On November 8, 2016, historic Proposition 64 was passed legalizing the recreational use of marijuana in the State of California. The law makes it legal for people age 21 and over to possess small amounts of marijuana and concentrated cannabis. It also legalizes the sale of marijuana by individuals with the proper licensure.
For many, the law was a long time coming. The medicinal use of marijuana was legalized in 1996, and possession of up to one ounce of the drug was treated merely as an infraction by law enforcement, provided it was for personal use only. Thus, if someone was found to be in possession of up to one ounce of marijuana, the penalty would be a fine and not jail time.
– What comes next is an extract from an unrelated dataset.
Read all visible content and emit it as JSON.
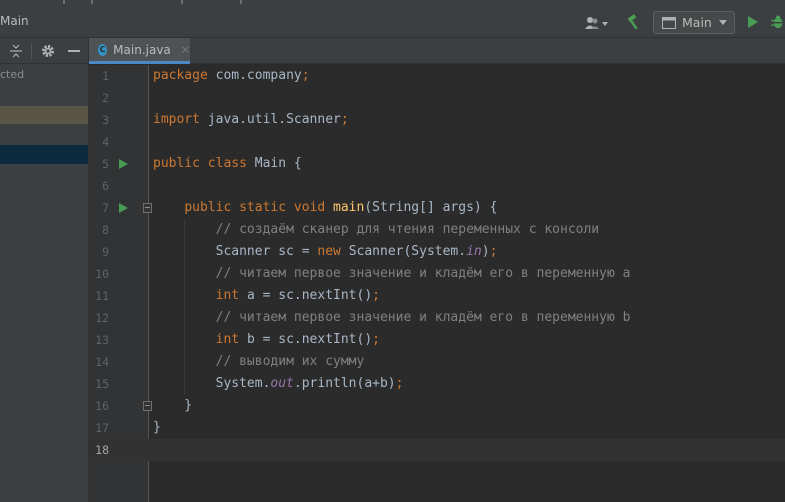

After the passage of Proposition 64, adults age 21 and over can legally possess and use marijuana without worry of winding up on the wrong side of the law. Prop 64 isn’t a free pass, though, and there are some restrictions. For example, one may only legally possess up to 28.5 grams, or just over an ounce, of marijuana or four grams of concentrated cannabis. Anyone who is found to be in possession of more than this can be charged with a misdemeanor and sentenced to up to six months in county jail and/or a $500 fine.
The legalization of marijuana under Prop 64 only applies to those 21 and over. If anyone under the age of 21 is found to be in possession of marijuana, it’s still an infraction, the penalties for which include drug counseling, community service and/or a fine.
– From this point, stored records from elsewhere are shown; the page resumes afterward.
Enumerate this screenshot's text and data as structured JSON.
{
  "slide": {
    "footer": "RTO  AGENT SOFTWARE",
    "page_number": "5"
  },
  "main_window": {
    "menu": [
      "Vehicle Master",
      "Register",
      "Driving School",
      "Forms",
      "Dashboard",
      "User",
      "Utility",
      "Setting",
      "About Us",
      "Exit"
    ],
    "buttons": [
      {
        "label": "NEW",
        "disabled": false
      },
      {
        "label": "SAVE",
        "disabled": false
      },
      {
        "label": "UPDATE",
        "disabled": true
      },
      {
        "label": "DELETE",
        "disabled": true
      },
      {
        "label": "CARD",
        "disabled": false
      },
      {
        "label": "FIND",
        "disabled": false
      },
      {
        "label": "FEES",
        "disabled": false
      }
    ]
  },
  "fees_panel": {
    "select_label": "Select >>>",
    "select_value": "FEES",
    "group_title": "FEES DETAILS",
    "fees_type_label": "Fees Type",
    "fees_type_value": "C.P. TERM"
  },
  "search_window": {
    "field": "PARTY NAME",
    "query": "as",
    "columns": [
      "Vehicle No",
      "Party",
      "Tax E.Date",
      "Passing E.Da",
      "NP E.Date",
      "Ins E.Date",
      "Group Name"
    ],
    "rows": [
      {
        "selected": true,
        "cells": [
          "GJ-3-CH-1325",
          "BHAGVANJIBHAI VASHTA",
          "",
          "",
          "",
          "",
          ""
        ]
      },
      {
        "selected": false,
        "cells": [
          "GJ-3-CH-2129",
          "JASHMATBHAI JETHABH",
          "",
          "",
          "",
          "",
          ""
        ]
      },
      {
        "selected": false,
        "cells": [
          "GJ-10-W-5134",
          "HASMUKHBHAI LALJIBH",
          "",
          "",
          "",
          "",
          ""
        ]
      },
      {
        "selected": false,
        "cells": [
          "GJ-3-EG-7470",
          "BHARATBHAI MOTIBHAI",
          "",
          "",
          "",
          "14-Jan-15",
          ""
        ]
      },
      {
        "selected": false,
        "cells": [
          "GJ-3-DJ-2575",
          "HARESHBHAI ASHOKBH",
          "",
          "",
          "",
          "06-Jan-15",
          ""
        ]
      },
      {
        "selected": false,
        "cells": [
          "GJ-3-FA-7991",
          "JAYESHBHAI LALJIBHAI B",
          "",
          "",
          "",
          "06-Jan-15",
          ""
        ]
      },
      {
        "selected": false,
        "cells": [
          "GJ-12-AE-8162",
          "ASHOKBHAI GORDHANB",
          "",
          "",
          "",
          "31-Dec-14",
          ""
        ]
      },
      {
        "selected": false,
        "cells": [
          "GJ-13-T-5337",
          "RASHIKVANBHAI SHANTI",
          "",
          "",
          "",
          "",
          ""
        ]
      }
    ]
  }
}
In terms of growing marijuana, an individual may be allowed to grow up to six plants. If they are found to be growing more, they will be charged with a misdemeanor. Before Proposition 64, it would be a felony offense with a harsher penalty. Since it’s now a misdemeanor, the possible penalties include up to six months in jail and/or a fine of up to $1,000.
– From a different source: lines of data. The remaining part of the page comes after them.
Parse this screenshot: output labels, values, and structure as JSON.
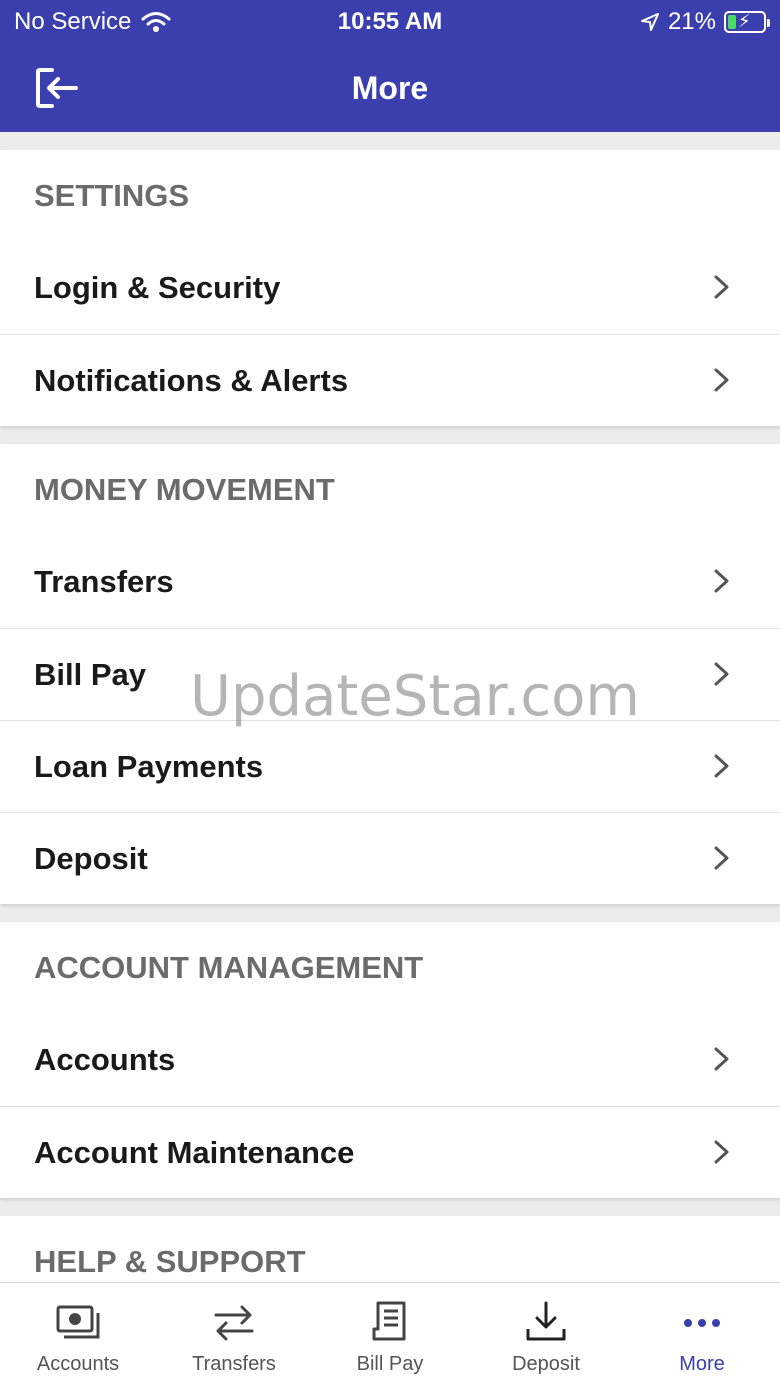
{
  "status_bar": {
    "carrier": "No Service",
    "time": "10:55 AM",
    "battery": "21%"
  },
  "nav": {
    "title": "More"
  },
  "sections": [
    {
      "title": "SETTINGS",
      "items": [
        "Login & Security",
        "Notifications & Alerts"
      ]
    },
    {
      "title": "MONEY MOVEMENT",
      "items": [
        "Transfers",
        "Bill Pay",
        "Loan Payments",
        "Deposit"
      ]
    },
    {
      "title": "ACCOUNT MANAGEMENT",
      "items": [
        "Accounts",
        "Account Maintenance"
      ]
    },
    {
      "title": "HELP & SUPPORT",
      "items": []
    }
  ],
  "watermark": "UpdateStar.com",
  "tabs": [
    {
      "label": "Accounts",
      "icon": "cash-icon"
    },
    {
      "label": "Transfers",
      "icon": "transfer-arrows-icon"
    },
    {
      "label": "Bill Pay",
      "icon": "receipt-icon"
    },
    {
      "label": "Deposit",
      "icon": "download-icon"
    },
    {
      "label": "More",
      "icon": "more-dots-icon"
    }
  ],
  "colors": {
    "primary": "#3b3fae",
    "section_title": "#6b6b6b",
    "background": "#ececec"
  }
}
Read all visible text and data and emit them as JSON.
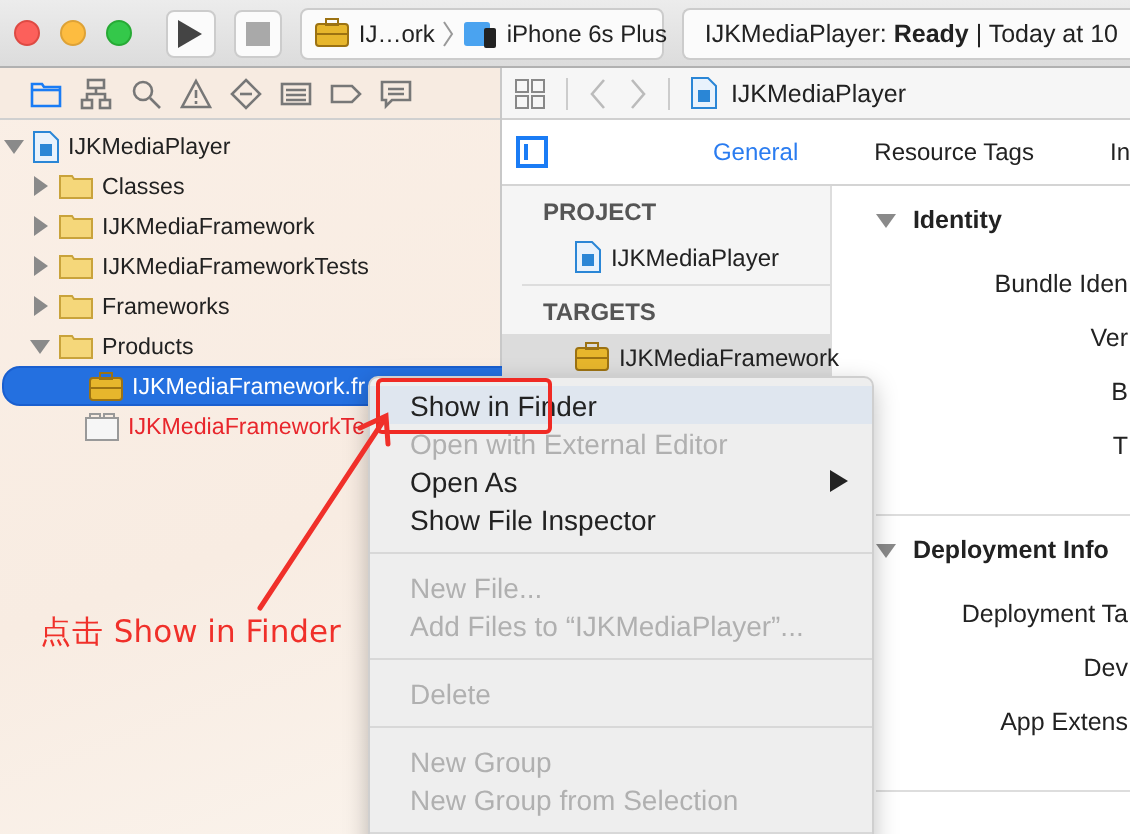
{
  "toolbar": {
    "scheme": "IJ…ork",
    "destination": "iPhone 6s Plus",
    "status": "IJKMediaPlayer: **Ready**  |  Today at 10"
  },
  "navigator": {
    "tabs": [
      {
        "kind": "folder",
        "selected": true
      },
      {
        "kind": "hierarchy",
        "selected": false
      },
      {
        "kind": "search",
        "selected": false
      },
      {
        "kind": "warning",
        "selected": false
      },
      {
        "kind": "test",
        "selected": false
      },
      {
        "kind": "debug",
        "selected": false
      },
      {
        "kind": "breakpoint",
        "selected": false
      },
      {
        "kind": "report",
        "selected": false
      }
    ],
    "tree": [
      {
        "name": "IJKMediaPlayer",
        "kind": "project",
        "expanded": true,
        "selected": false,
        "missing": false,
        "children": [
          {
            "name": "Classes",
            "kind": "folder",
            "expanded": false,
            "selected": false,
            "missing": false
          },
          {
            "name": "IJKMediaFramework",
            "kind": "folder",
            "expanded": false,
            "selected": false,
            "missing": false
          },
          {
            "name": "IJKMediaFrameworkTests",
            "kind": "folder",
            "expanded": false,
            "selected": false,
            "missing": false
          },
          {
            "name": "Frameworks",
            "kind": "folder",
            "expanded": false,
            "selected": false,
            "missing": false
          },
          {
            "name": "Products",
            "kind": "folder",
            "expanded": true,
            "selected": false,
            "missing": false,
            "children": [
              {
                "name": "IJKMediaFramework.fr",
                "kind": "framework",
                "selected": true,
                "missing": false
              },
              {
                "name": "IJKMediaFrameworkTe",
                "kind": "bundle",
                "selected": false,
                "missing": true
              }
            ]
          }
        ]
      }
    ]
  },
  "jump_bar": {
    "path": "IJKMediaPlayer"
  },
  "editor": {
    "tabs": [
      {
        "label": "General",
        "selected": true
      },
      {
        "label": "Resource Tags",
        "selected": false
      },
      {
        "label": "In",
        "selected": false
      }
    ],
    "sections": [
      {
        "title": "PROJECT",
        "items": [
          {
            "name": "IJKMediaPlayer",
            "kind": "project",
            "selected": false
          }
        ]
      },
      {
        "title": "TARGETS",
        "items": [
          {
            "name": "IJKMediaFramework",
            "kind": "framework",
            "selected": true
          }
        ]
      }
    ],
    "settings": [
      {
        "title": "Identity",
        "expanded": true,
        "fields": [
          "Bundle Iden",
          "Ver",
          "B",
          "T"
        ]
      },
      {
        "title": "Deployment Info",
        "expanded": true,
        "fields": [
          "Deployment Ta",
          "Dev",
          "App Extens"
        ]
      }
    ]
  },
  "context_menu": [
    {
      "kind": "item",
      "label": "Show in Finder",
      "disabled": false,
      "selected": true,
      "submenu": false
    },
    {
      "kind": "item",
      "label": "Open with External Editor",
      "disabled": true,
      "selected": false,
      "submenu": false
    },
    {
      "kind": "item",
      "label": "Open As",
      "disabled": false,
      "selected": false,
      "submenu": true
    },
    {
      "kind": "item",
      "label": "Show File Inspector",
      "disabled": false,
      "selected": false,
      "submenu": false
    },
    {
      "kind": "separator"
    },
    {
      "kind": "item",
      "label": "New File...",
      "disabled": true,
      "selected": false,
      "submenu": false
    },
    {
      "kind": "item",
      "label": "Add Files to “IJKMediaPlayer”...",
      "disabled": true,
      "selected": false,
      "submenu": false
    },
    {
      "kind": "separator"
    },
    {
      "kind": "item",
      "label": "Delete",
      "disabled": true,
      "selected": false,
      "submenu": false
    },
    {
      "kind": "separator"
    },
    {
      "kind": "item",
      "label": "New Group",
      "disabled": true,
      "selected": false,
      "submenu": false
    },
    {
      "kind": "item",
      "label": "New Group from Selection",
      "disabled": true,
      "selected": false,
      "submenu": false
    },
    {
      "kind": "separator"
    }
  ],
  "annotation": {
    "text": "点击 Show in Finder"
  }
}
Lastly, it’s still illegal to sell marijuana under Proposition 64 unless you are licensed to do so. The licenses will be issued by the Bureau of Marijuana Control, a new area of government created by the proposition’s passage. Anyone found to be selling marijuana or transporting it for sale without a license to do so will be charged with a crime. Like growing marijuana, the sale of, or transporting marijuana for sale without a license was previously a felony. Now a misdemeanor under Prop 64, the penalties include up to six months in jail and/or a fine of up to $1,000.